[THE TASK]: Write the listing out again, all of it, word for word.

+++ ENTRIES SUPPLIED

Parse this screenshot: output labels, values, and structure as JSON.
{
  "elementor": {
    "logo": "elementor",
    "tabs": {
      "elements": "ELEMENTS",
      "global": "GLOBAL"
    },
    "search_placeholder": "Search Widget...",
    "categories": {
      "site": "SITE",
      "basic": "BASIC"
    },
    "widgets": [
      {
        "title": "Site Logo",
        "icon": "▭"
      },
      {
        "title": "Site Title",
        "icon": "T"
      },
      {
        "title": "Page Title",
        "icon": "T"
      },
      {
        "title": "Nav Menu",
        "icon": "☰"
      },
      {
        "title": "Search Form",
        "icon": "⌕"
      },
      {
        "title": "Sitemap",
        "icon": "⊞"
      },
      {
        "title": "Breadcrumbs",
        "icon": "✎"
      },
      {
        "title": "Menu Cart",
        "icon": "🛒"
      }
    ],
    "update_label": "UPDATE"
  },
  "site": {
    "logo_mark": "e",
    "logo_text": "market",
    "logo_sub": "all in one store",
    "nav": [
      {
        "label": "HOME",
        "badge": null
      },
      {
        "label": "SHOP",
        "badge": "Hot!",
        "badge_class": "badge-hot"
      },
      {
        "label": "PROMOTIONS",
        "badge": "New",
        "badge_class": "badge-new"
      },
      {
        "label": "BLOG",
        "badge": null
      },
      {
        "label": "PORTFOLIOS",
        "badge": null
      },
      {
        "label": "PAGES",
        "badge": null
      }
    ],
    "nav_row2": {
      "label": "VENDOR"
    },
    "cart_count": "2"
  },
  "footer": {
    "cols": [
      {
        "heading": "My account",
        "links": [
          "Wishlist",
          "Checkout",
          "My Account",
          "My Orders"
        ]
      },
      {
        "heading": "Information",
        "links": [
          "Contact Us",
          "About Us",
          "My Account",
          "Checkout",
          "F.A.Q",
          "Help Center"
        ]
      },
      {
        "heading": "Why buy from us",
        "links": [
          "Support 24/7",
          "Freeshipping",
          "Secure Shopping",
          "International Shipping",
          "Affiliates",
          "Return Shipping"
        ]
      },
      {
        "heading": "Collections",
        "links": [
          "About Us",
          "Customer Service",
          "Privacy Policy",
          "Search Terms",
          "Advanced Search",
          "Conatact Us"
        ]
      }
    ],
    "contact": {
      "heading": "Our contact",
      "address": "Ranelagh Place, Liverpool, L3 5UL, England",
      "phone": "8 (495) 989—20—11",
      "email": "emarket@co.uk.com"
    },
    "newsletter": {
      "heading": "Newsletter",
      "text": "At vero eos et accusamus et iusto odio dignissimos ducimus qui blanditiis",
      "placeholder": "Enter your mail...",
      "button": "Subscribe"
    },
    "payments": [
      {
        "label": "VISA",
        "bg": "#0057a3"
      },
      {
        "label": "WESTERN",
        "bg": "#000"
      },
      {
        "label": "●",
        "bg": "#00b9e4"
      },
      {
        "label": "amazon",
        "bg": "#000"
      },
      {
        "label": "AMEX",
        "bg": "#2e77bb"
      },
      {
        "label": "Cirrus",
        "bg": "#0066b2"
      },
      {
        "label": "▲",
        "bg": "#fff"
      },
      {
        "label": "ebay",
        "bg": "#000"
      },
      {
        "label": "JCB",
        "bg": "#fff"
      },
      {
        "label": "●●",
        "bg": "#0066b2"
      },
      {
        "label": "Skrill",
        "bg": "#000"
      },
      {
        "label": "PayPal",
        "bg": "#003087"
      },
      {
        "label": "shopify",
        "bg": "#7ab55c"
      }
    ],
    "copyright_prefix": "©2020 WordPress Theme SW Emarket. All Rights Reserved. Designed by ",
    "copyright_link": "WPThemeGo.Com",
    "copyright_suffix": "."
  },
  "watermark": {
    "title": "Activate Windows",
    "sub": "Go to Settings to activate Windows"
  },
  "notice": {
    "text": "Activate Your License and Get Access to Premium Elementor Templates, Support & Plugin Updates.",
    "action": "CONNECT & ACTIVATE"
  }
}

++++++

[RESULT FOR THIS EXERCISE]:
Parse this screenshot: output labels, values, and structure as JSON.
{
  "elementor": {
    "logo": "elementor",
    "tabs": {
      "elements": "ELEMENTS",
      "global": "GLOBAL"
    },
    "search_placeholder": "Search Widget...",
    "categories": {
      "site": "SITE",
      "basic": "BASIC"
    },
    "widgets": [
      {
        "title": "Site Logo",
        "icon": "▭"
      },
      {
        "title": "Site Title",
        "icon": "T"
      },
      {
        "title": "Page Title",
        "icon": "T"
      },
      {
        "title": "Nav Menu",
        "icon": "☰"
      },
      {
        "title": "Search Form",
        "icon": "⌕"
      },
      {
        "title": "Sitemap",
        "icon": "⊞"
      },
      {
        "title": "Breadcrumbs",
        "icon": "✎"
      },
      {
        "title": "Menu Cart",
        "icon": "🛒"
      }
    ],
    "update_label": "UPDATE"
  },
  "site": {
    "logo_mark": "e",
    "logo_text": "market",
    "logo_sub": "all in one store",
    "nav": [
      {
        "label": "HOME",
        "badge": null
      },
      {
        "label": "SHOP",
        "badge": "Hot!",
        "badge_class": "badge-hot"
      },
      {
        "label": "PROMOTIONS",
        "badge": "New",
        "badge_class": "badge-new"
      },
      {
        "label": "BLOG",
        "badge": null
      },
      {
        "label": "PORTFOLIOS",
        "badge": null
      },
      {
        "label": "PAGES",
        "badge": null
      }
    ],
    "nav_row2": {
      "label": "VENDOR"
    },
    "cart_count": "2"
  },
  "footer": {
    "cols": [
      {
        "heading": "My account",
        "links": [
          "Wishlist",
          "Checkout",
          "My Account",
          "My Orders"
        ]
      },
      {
        "heading": "Information",
        "links": [
          "Contact Us",
          "About Us",
          "My Account",
          "Checkout",
          "F.A.Q",
          "Help Center"
        ]
      },
      {
        "heading": "Why buy from us",
        "links": [
          "Support 24/7",
          "Freeshipping",
          "Secure Shopping",
          "International Shipping",
          "Affiliates",
          "Return Shipping"
        ]
      },
      {
        "heading": "Collections",
        "links": [
          "About Us",
          "Customer Service",
          "Privacy Policy",
          "Search Terms",
          "Advanced Search",
          "Conatact Us"
        ]
      }
    ],
    "contact": {
      "heading": "Our contact",
      "address": "Ranelagh Place, Liverpool, L3 5UL, England",
      "phone": "8 (495) 989—20—11",
      "email": "emarket@co.uk.com"
    },
    "newsletter": {
      "heading": "Newsletter",
      "text": "At vero eos et accusamus et iusto odio dignissimos ducimus qui blanditiis",
      "placeholder": "Enter your mail...",
      "button": "Subscribe"
    },
    "payments": [
      {
        "label": "VISA",
        "bg": "#0057a3"
      },
      {
        "label": "WESTERN",
        "bg": "#000"
      },
      {
        "label": "●",
        "bg": "#00b9e4"
      },
      {
        "label": "amazon",
        "bg": "#000"
      },
      {
        "label": "AMEX",
        "bg": "#2e77bb"
      },
      {
        "label": "Cirrus",
        "bg": "#0066b2"
      },
      {
        "label": "▲",
        "bg": "#fff"
      },
      {
        "label": "ebay",
        "bg": "#000"
      },
      {
        "label": "JCB",
        "bg": "#fff"
      },
      {
        "label": "●●",
        "bg": "#0066b2"
      },
      {
        "label": "Skrill",
        "bg": "#000"
      },
      {
        "label": "PayPal",
        "bg": "#003087"
      },
      {
        "label": "shopify",
        "bg": "#7ab55c"
      }
    ],
    "copyright_prefix": "©2020 WordPress Theme SW Emarket. All Rights Reserved. Designed by ",
    "copyright_link": "WPThemeGo.Com",
    "copyright_suffix": "."
  },
  "watermark": {
    "title": "Activate Windows",
    "sub": "Go to Settings to activate Windows"
  },
  "notice": {
    "text": "Activate Your License and Get Access to Premium Elementor Templates, Support & Plugin Updates.",
    "action": "CONNECT & ACTIVATE"
  }
}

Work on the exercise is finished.